Some interesting anecdotes from Cassie Jaye, producer of the film The Red Pill, given at her TED Talk in Marin County, California, in October last year:
First: out-group shaming, and the demonisation not only of those on the outside of the group, but those who are seen to have left and/or betrayed the group:
Before making The Red Pill movie, I was a feminist of about ten years. And I thought I was well-versed on gender-equality issues. But it wasn’t until I met men’s rights activists that I finally started to consider the other side of the gender-equality equation. It doesn’t mean that I agreed with all that they said. But I saw the immense value in listening to them, and trying to see the world through their eyes.
I thought: if I could get my audience to also listen to them, it could serve as a rung on the ladder, bringing us all up to a higher consciousness about gender equality.
So, in October 2016, the film was released in theatres, and articles and critic reviews started to roll in. And that’s when I experienced how engaged the media is in group-think around gender politics. And I learned a difficult lesson: when you start to humanise your enemy, you in turn may be de-humanised by your community. And that’s what happened to me.
Rather than debating the merits of the issues addressed in the film, I became the target of a smear campaign. And people who had never seen the movie protested outside the theatre doors chanting that it was harmful to women. It certainly is not.
But I understand their mind-set. If I never made this movie, and I heard that there was a documentary screening about men’s rights activists that didn’t show them as monsters, I too would have protested the screenings or at least signed the petitions to ban the film, because I was told that they were my enemy. I was told that men’s rights activists were against women’s equality. But all the men’s rights activists that I met support women’s rights, and are simply asking the question: why doesn’t our society care about men’s rights?
Secondly: the process of changing her mind. Cassie went into the project with a clear set of strategic assumptions about the men that she would meet, and their cause. But the tactical indicators contradicting those strategic assumptions were so strong that eventually, after much reflection, she was forced to change her mind:
Well the greatest challenge I faced through this whole process, it wasn’t the protests against my film, and it wasn’t how I was treated by the mainstream media, even though it got pretty disgusting at times.
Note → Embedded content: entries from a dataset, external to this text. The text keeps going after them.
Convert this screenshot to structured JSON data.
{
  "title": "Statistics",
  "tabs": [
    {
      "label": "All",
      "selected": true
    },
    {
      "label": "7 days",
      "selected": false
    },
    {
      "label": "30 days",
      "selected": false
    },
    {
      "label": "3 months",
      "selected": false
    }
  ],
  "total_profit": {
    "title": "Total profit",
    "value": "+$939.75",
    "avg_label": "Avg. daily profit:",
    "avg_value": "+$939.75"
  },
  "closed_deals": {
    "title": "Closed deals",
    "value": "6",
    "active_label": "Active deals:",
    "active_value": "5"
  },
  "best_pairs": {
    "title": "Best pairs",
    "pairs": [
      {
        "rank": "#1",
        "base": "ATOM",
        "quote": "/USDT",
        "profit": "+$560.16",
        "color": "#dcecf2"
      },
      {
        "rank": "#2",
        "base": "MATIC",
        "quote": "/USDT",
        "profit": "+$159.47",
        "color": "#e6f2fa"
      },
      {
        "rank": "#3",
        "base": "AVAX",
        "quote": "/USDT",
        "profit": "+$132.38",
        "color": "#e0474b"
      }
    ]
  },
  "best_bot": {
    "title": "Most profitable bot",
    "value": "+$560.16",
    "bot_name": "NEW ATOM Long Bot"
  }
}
The greatest challenge I faced was peeling back the layers of my own biases. It turns out I did meet my enemy while filming. It was my ego telling me that I was right, and they were sub-human.
The whole clip is well worth watching.